--- Information shown ---

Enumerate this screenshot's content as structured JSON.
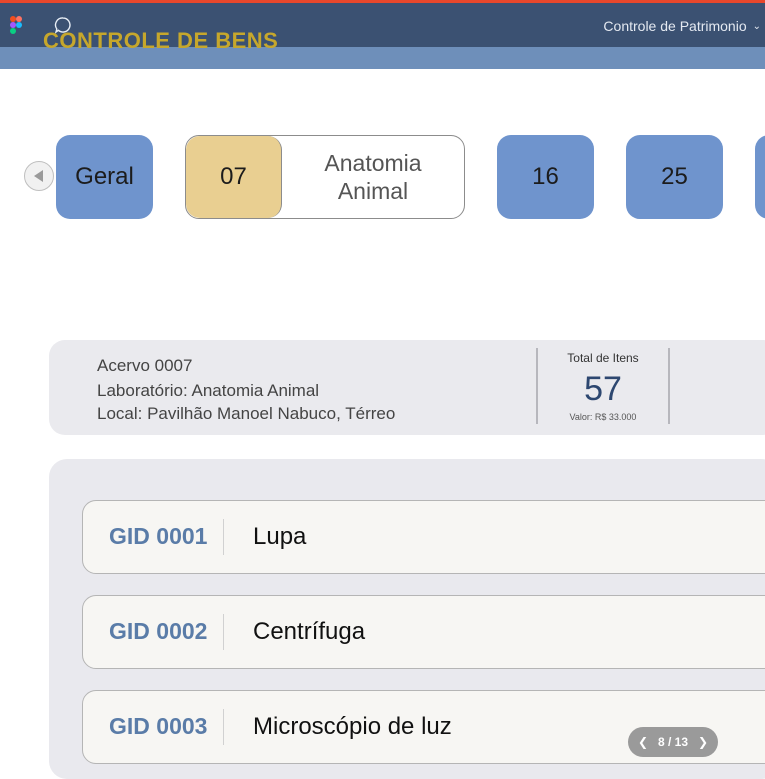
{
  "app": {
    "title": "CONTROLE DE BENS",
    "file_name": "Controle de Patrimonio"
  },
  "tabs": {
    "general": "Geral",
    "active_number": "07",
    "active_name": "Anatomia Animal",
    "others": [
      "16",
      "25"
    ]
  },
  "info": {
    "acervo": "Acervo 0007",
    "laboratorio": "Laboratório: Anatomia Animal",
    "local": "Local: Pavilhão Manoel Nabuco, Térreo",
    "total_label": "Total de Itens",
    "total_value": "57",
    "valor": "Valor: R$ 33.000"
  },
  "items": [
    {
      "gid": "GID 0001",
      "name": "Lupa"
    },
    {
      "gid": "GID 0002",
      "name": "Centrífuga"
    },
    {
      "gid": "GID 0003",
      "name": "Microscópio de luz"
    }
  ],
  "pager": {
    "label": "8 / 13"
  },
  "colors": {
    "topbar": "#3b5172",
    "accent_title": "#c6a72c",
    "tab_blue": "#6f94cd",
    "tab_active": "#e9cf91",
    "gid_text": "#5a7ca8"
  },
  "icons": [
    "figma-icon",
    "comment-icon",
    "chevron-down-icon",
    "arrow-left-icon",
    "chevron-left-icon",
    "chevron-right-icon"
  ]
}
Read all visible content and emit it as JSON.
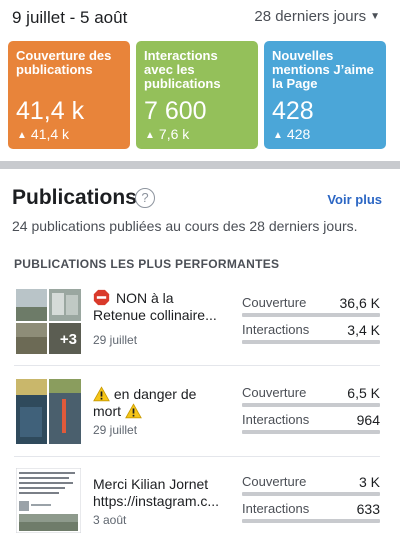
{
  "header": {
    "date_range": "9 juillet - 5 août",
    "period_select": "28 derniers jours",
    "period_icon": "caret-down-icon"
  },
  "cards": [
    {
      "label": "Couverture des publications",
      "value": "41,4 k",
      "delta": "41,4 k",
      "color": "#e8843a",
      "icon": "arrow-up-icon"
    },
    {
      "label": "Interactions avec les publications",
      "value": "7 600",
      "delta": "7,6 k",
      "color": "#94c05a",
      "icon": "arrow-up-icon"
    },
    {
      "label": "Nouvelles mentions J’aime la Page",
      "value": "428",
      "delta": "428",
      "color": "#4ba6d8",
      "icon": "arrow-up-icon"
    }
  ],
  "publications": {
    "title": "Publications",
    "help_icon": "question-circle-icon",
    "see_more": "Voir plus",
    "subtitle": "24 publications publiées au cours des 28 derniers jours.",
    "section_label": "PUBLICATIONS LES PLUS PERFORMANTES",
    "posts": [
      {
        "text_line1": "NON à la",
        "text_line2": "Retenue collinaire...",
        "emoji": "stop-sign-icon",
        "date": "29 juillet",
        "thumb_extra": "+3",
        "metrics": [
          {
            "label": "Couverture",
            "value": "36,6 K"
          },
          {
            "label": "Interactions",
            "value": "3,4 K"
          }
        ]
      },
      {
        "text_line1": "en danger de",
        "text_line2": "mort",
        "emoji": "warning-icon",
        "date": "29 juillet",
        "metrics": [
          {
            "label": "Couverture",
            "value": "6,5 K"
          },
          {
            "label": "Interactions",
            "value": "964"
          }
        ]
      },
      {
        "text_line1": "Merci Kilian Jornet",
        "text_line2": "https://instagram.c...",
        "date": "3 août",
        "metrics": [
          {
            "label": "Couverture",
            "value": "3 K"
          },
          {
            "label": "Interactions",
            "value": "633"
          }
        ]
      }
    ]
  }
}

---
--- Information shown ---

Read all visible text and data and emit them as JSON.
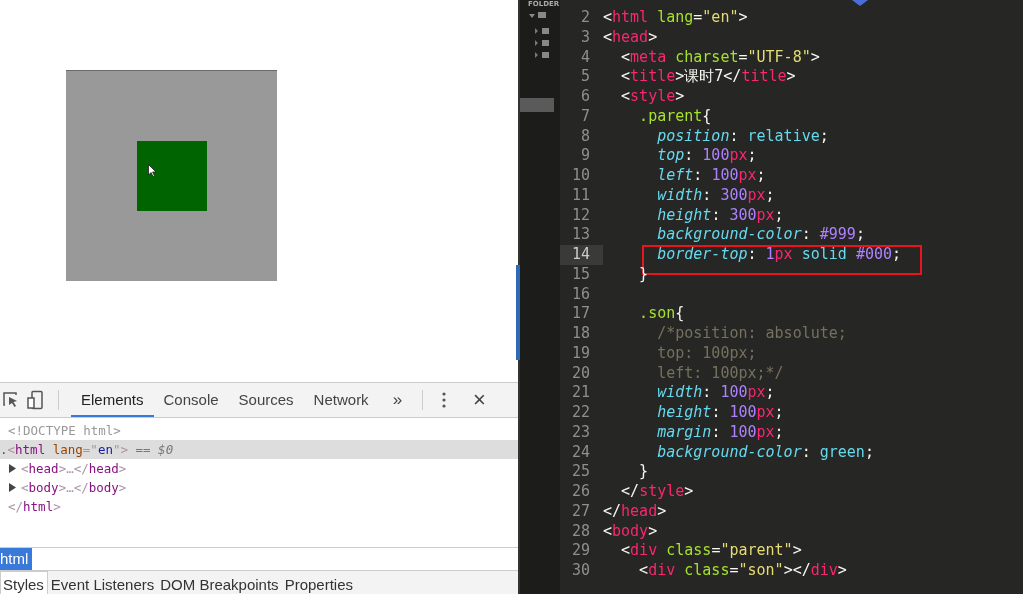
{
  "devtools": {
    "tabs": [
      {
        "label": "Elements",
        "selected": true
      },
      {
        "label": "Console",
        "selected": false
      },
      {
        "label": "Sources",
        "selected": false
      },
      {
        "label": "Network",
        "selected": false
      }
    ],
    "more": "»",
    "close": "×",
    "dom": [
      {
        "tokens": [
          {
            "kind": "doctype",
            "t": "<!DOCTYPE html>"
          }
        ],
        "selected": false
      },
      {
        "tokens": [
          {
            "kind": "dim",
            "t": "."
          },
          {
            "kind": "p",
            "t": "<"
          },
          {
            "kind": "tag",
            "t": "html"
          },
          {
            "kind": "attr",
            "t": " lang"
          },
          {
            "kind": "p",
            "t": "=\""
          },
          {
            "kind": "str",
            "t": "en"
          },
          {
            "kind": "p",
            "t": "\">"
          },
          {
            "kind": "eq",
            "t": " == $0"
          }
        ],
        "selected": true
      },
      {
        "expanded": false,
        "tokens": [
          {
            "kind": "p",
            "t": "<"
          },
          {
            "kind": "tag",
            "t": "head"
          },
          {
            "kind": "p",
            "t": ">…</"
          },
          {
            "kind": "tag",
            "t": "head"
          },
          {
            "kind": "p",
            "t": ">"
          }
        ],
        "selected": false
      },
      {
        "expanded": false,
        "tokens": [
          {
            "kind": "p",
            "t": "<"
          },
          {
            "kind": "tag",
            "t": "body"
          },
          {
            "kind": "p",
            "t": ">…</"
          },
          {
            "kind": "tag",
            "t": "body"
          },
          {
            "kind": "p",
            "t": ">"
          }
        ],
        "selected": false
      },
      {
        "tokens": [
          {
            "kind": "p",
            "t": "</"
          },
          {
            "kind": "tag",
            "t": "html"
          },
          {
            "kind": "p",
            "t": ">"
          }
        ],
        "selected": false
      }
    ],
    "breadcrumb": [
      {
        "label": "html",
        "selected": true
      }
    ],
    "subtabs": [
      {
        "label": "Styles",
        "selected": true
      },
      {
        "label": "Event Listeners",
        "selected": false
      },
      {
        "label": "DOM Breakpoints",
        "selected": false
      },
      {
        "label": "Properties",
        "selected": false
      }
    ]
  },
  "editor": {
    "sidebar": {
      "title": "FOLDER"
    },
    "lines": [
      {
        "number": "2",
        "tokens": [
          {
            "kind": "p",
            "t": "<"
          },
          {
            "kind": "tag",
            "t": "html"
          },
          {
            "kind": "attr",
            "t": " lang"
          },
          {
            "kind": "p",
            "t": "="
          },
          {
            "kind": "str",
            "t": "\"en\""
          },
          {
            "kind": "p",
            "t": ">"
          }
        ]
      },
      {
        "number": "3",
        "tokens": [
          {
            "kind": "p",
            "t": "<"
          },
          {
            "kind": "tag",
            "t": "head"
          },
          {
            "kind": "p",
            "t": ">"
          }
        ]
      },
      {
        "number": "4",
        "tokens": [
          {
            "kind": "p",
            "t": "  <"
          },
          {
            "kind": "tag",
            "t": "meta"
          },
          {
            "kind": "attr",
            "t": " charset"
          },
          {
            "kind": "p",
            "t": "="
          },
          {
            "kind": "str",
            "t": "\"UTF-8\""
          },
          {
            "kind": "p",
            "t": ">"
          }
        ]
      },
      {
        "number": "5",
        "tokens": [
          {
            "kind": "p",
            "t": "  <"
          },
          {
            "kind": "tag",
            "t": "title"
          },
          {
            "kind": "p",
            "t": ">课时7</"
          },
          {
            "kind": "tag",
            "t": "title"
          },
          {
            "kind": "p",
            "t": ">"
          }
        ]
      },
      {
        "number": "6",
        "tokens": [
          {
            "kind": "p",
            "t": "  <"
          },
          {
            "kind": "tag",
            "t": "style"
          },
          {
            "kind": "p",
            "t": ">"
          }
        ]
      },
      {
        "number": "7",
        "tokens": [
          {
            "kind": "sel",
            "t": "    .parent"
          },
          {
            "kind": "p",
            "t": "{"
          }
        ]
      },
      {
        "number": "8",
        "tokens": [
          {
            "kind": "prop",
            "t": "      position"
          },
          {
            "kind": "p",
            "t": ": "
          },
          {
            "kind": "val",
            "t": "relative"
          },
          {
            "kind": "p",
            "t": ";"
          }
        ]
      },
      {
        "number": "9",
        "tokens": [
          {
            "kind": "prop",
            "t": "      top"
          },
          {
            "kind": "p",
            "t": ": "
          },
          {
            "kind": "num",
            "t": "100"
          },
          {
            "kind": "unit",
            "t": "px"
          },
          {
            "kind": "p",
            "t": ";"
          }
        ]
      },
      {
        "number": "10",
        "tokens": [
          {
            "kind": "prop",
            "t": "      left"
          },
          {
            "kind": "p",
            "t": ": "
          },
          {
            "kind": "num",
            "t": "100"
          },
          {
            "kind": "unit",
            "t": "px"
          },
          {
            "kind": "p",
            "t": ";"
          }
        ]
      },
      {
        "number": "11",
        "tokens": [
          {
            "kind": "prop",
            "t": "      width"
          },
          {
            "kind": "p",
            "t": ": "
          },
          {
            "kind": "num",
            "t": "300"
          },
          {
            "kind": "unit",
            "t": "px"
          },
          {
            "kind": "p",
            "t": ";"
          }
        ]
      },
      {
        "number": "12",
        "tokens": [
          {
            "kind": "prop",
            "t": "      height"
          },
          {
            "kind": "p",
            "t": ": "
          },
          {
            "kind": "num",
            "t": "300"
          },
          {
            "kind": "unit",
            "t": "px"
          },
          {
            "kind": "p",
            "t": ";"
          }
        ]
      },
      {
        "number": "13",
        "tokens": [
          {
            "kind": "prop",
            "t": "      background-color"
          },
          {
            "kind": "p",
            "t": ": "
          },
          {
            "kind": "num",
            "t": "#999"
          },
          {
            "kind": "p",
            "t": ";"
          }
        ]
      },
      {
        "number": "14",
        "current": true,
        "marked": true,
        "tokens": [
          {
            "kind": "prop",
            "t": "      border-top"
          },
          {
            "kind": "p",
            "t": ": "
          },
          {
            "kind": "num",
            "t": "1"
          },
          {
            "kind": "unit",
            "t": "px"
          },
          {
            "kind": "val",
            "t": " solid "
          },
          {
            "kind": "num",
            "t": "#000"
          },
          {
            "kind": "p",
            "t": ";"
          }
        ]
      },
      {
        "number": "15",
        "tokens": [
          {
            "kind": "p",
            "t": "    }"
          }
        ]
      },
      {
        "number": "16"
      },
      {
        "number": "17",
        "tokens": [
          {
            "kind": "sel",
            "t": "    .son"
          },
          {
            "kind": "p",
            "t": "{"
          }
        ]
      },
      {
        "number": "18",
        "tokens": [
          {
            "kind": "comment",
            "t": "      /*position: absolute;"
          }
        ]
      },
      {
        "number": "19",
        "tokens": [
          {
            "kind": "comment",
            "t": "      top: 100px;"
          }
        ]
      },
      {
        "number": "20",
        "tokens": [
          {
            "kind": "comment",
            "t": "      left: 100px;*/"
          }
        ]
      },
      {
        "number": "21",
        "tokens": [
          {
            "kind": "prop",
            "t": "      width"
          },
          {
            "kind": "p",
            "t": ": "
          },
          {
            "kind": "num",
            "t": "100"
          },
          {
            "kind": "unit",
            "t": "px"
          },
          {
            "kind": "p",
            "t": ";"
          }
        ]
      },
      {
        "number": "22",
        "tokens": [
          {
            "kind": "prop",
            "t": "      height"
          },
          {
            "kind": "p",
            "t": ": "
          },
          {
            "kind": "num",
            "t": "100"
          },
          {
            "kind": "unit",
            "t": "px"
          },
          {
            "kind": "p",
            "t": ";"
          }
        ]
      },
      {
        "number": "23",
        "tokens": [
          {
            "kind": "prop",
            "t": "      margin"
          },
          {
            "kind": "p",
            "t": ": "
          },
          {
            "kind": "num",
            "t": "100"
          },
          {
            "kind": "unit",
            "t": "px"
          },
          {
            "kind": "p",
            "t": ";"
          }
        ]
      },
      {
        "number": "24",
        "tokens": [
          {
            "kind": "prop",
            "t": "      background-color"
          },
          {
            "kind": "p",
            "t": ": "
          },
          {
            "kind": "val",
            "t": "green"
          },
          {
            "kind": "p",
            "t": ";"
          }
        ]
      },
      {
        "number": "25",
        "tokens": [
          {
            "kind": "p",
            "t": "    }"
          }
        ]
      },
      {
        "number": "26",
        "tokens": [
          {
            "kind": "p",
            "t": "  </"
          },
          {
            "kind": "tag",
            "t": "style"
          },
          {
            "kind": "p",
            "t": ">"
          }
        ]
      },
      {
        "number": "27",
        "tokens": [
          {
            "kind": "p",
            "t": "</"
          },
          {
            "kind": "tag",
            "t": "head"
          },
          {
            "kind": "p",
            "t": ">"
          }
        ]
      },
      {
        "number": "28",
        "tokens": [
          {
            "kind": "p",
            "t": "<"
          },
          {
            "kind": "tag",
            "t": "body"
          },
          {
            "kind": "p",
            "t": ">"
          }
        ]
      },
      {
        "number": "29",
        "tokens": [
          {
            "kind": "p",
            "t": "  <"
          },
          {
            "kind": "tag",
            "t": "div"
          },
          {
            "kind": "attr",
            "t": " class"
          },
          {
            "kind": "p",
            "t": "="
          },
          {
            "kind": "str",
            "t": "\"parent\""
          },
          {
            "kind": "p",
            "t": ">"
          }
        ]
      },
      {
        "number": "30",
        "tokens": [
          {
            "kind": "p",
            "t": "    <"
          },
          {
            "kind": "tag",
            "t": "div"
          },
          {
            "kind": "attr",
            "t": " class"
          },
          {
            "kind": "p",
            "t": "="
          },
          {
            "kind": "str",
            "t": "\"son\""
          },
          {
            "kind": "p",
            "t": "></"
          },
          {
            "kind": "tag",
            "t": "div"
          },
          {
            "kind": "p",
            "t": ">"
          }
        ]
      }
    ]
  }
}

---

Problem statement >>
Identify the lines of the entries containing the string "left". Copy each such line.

Response area >>
    "arrow-left-icon",
    "chevron-left-icon",
            "t": "      left"
            "t": "      left: 100px;*/"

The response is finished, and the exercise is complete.